Firstly, this is bad copy. Don’t tell me to hurry, because that is stupid. It’s a gym membership, not a bake sale. It’s not like you’re going to run out of cupcakes. Relax killer — the treadmills will still be there if I show up a few minutes late.
Ultimately, when you use too many exclamation points you are saying one of two things:
1) I, the writer, am a moron! I don’t know how to adequately express myself! I could just use more words, but I don’t know any! Instead, I’ll just sound really excited! All the time! I wish I knew how to say things better, but I only made it to 9th grade! How ungood for me! I suck!!!
2) I think that you, the reader, are an idiot. I may be a writer of passing skill, but I have no faith in your ability to comprehend the sheer erudition of my discourse. Whatever means I would use to convey emotion would be lost on you, my poor imbecilic reader. Indeed, were I to resort to more multifacted methods of expression, one so dim as you could not hope to decipher the true tone of my writing. Therefore, being a philanthropist of prose, I will use exclamation points, so that you cannot hope but take my mean. You suck.
All right, that is probably a slight exaggeration, but only slight.
With the occasional exception, exclamation points are generally pointless (no pun intended) and detract a bit from the writing. Those exceptions are generally limited to dialogue, and I suppose there is some merit there.

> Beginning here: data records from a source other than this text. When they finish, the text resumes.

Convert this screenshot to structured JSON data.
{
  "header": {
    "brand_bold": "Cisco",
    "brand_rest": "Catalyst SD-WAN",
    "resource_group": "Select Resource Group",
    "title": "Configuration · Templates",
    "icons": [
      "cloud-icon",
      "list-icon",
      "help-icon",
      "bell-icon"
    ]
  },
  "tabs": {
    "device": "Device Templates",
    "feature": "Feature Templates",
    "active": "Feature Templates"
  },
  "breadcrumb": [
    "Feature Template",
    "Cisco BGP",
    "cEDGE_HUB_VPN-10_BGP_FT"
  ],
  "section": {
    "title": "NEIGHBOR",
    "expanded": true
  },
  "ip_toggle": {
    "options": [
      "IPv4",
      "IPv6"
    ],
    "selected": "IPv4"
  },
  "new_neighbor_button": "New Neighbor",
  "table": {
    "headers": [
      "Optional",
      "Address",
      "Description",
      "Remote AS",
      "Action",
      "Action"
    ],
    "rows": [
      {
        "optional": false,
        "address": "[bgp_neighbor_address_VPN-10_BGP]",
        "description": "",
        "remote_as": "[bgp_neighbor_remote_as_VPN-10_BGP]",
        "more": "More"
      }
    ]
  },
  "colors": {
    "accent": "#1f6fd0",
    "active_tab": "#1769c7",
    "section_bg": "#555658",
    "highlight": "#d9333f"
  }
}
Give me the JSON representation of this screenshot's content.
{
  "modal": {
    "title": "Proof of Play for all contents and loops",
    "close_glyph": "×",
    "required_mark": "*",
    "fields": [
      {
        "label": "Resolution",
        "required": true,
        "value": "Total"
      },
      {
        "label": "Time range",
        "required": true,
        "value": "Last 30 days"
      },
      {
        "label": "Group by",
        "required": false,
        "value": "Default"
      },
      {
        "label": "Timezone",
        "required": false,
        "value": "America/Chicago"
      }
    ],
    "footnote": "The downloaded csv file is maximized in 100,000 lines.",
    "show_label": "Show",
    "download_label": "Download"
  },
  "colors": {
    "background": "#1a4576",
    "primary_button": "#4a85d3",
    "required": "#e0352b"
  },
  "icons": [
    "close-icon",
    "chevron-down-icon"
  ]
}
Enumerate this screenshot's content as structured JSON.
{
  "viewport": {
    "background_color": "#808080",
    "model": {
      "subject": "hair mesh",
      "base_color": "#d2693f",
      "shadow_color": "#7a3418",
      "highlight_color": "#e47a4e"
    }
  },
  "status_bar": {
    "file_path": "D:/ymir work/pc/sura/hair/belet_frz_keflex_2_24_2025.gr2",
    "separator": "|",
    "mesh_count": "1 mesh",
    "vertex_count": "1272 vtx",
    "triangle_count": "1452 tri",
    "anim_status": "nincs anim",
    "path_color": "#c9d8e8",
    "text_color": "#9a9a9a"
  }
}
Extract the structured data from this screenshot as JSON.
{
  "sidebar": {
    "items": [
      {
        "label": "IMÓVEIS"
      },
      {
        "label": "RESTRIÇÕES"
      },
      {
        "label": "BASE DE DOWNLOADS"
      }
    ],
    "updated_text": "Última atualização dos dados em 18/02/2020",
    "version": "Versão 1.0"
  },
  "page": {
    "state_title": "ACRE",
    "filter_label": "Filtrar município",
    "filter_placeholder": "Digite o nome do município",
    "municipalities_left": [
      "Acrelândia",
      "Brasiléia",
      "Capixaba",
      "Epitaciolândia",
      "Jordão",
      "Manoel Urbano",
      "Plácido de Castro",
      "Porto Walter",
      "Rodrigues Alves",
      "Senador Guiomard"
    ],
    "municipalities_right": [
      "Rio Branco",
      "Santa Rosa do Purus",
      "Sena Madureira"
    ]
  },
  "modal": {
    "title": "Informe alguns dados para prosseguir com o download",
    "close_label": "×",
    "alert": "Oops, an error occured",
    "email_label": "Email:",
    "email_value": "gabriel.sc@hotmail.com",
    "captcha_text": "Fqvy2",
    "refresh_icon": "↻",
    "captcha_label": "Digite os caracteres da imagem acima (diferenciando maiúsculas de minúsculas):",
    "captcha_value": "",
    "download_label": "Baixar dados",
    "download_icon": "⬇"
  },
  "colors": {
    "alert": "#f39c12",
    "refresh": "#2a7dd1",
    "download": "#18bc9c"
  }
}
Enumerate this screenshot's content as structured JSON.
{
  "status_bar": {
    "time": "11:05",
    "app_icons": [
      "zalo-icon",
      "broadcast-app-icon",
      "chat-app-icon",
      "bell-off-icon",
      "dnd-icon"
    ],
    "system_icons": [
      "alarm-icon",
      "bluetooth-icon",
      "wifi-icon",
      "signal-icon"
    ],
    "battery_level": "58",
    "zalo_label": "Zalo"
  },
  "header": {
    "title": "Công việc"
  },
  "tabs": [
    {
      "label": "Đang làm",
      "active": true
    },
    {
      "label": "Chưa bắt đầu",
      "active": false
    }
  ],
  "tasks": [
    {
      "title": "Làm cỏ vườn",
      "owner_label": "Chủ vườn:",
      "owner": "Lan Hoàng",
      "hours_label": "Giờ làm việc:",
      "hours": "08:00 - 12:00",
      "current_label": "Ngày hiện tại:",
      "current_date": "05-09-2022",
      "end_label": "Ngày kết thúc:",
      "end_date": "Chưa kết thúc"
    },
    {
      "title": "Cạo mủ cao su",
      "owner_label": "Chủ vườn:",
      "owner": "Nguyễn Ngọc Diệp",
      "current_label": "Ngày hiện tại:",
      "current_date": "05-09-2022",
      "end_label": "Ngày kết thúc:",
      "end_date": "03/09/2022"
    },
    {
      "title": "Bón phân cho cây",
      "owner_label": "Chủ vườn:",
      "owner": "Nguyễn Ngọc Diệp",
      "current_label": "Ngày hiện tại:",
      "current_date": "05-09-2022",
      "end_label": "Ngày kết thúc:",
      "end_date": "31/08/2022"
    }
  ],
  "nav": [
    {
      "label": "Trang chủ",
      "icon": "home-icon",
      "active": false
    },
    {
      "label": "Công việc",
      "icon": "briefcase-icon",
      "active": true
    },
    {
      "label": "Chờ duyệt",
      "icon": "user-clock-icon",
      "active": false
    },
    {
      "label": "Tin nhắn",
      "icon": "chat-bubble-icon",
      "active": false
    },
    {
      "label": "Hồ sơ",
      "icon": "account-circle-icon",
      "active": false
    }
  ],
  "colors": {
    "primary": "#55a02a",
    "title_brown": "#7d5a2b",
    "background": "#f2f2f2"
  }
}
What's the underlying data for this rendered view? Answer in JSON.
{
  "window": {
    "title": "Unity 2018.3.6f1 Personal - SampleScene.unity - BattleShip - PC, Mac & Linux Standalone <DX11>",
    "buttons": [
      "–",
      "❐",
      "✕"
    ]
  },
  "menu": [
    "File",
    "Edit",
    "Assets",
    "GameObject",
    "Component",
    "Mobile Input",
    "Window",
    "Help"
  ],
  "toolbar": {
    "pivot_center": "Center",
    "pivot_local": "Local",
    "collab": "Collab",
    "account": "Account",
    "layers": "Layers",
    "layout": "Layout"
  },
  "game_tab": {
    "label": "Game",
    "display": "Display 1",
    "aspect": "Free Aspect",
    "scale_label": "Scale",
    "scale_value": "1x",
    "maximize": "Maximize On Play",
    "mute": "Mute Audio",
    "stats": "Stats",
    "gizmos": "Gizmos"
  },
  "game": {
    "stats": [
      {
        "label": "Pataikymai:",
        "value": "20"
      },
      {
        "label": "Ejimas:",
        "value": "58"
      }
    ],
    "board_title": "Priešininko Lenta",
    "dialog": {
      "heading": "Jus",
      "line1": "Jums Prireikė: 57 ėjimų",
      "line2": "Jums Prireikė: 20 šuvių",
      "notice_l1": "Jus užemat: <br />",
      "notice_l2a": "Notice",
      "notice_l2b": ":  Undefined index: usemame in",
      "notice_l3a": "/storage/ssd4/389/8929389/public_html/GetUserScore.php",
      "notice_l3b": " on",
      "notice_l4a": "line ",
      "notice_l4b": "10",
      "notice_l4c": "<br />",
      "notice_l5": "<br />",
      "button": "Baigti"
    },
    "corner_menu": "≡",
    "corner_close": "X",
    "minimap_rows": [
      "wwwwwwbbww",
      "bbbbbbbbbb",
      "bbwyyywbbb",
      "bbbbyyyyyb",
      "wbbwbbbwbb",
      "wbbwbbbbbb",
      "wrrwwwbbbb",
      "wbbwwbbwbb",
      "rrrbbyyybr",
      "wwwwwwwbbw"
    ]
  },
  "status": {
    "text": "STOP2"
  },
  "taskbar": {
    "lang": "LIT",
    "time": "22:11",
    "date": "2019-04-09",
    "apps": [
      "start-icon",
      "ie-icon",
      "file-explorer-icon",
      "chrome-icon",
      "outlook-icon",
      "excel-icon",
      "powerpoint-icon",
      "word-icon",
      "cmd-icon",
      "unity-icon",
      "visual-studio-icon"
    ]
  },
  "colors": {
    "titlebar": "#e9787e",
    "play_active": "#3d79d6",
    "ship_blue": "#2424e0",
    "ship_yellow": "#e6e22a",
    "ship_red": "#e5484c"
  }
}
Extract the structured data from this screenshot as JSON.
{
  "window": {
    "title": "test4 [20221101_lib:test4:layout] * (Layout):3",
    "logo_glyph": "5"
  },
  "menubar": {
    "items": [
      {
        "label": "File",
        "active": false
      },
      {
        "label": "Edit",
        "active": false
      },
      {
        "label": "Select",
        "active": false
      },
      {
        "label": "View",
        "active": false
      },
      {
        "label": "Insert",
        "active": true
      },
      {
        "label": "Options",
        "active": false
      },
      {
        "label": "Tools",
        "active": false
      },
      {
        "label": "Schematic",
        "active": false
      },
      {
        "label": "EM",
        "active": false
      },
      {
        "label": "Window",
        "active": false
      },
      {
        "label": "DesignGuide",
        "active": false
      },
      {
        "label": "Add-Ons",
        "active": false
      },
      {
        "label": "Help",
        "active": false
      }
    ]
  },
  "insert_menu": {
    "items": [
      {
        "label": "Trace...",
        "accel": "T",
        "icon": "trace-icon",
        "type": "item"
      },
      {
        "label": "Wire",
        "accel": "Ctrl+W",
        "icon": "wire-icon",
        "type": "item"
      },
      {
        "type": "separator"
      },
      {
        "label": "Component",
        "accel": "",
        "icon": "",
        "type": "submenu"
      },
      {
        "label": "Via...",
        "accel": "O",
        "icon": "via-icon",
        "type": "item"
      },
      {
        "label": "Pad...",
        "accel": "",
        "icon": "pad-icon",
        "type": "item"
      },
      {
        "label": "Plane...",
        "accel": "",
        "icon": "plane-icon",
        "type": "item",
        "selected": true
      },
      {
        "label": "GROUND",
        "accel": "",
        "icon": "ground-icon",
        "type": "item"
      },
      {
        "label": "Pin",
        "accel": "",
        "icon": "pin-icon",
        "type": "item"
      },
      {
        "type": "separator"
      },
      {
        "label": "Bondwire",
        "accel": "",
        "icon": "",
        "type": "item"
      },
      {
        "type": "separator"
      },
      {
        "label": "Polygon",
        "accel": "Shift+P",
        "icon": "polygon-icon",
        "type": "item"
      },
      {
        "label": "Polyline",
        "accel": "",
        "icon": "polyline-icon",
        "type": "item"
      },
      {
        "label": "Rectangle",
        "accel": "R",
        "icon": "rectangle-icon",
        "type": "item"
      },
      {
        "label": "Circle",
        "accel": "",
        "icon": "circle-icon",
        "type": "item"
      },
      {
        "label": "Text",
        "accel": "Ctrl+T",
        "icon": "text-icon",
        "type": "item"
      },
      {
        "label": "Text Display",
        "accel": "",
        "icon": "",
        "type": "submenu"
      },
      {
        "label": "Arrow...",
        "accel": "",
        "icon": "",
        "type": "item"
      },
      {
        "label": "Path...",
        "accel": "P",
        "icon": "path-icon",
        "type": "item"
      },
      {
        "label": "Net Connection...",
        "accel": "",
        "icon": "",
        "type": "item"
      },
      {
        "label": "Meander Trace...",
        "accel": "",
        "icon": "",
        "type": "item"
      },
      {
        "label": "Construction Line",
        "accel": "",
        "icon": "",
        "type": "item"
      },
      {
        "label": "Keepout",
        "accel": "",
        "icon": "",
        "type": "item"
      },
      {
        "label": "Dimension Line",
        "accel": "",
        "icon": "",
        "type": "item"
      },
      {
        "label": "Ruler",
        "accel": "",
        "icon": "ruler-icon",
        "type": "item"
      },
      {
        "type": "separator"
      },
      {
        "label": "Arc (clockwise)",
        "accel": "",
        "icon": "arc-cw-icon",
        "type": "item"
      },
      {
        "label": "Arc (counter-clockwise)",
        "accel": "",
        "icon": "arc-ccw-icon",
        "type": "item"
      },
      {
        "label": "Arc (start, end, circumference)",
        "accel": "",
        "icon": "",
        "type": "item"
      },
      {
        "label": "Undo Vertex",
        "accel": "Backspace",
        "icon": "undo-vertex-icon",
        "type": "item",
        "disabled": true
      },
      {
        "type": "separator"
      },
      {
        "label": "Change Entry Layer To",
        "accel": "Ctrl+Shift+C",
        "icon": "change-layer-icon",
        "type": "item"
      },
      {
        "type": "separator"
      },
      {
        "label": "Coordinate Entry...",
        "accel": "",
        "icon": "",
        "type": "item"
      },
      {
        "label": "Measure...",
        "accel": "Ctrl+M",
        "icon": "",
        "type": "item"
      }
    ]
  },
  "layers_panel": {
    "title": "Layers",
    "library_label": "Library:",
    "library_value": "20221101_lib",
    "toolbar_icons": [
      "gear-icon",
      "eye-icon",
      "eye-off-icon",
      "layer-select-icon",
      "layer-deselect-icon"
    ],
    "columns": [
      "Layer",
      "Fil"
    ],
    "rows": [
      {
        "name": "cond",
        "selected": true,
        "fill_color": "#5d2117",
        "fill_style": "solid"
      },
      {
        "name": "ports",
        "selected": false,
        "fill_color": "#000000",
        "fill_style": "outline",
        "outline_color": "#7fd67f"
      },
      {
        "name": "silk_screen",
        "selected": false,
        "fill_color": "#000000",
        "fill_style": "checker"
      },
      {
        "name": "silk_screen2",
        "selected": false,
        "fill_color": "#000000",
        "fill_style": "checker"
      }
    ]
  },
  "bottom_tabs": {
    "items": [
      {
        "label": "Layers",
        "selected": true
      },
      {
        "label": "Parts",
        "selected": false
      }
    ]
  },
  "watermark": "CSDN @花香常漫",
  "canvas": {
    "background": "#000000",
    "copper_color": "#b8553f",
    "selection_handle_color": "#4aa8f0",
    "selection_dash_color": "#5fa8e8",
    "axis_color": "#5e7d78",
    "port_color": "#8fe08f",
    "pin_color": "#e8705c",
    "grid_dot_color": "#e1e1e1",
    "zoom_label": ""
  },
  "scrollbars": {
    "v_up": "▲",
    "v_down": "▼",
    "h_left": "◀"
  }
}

Even more than I hate single exclamation points, I hate multiple exclamation points.
Not just when they appear all over—when they’re all back to back. The most frequent offender is the triple exclamation point:
“Dude, how sick is True Blood!!! Eric is a beast!!!”
But that’s not the worst of it.
And so, without apology, I say this:
The only thing worse than three exclamation points is TWO exclamation points.
That’s because much like the ellipsis (“…”) often read aloud as “dot-dot-dot” somehow, a triple exclamation point has become sort of accepted as a single punctuation entity.
On the other hand, two exclamation points is just a complete breach of all the writing protocols that have ever existed. Ever.
Two exclamation points is either a typo, or just laziness. Either you meant to type one, and just screwed it up (moron), or meant to type three (bigger moron) and in your breathless haze of excitement, you left out a keystroke (huge moron).
Every time I see something written with two exclamation points, my brain pulls away from my skull and my heart dies a little bit. I swear to god it actually causes me physical pain. Very rarely is life so exciting that you need to exclaim something improperly.
That’s just messed up. It’s like failing at failing.
Learn how to write. Please, for the love of everything right and true, just please stop exclaiming things. You’re really not that excited, I know you’re not.
Oh, wonderful. Just writing about this has gotten me all worked up. Now I’ve gotten myself all excited. I need to lay down.
- PS – THANKS FOR READING!!!! LOLOL
- PPS – Just kidding.
- PPPS – But not really!!!
- PPPPS – Okay, I’m done.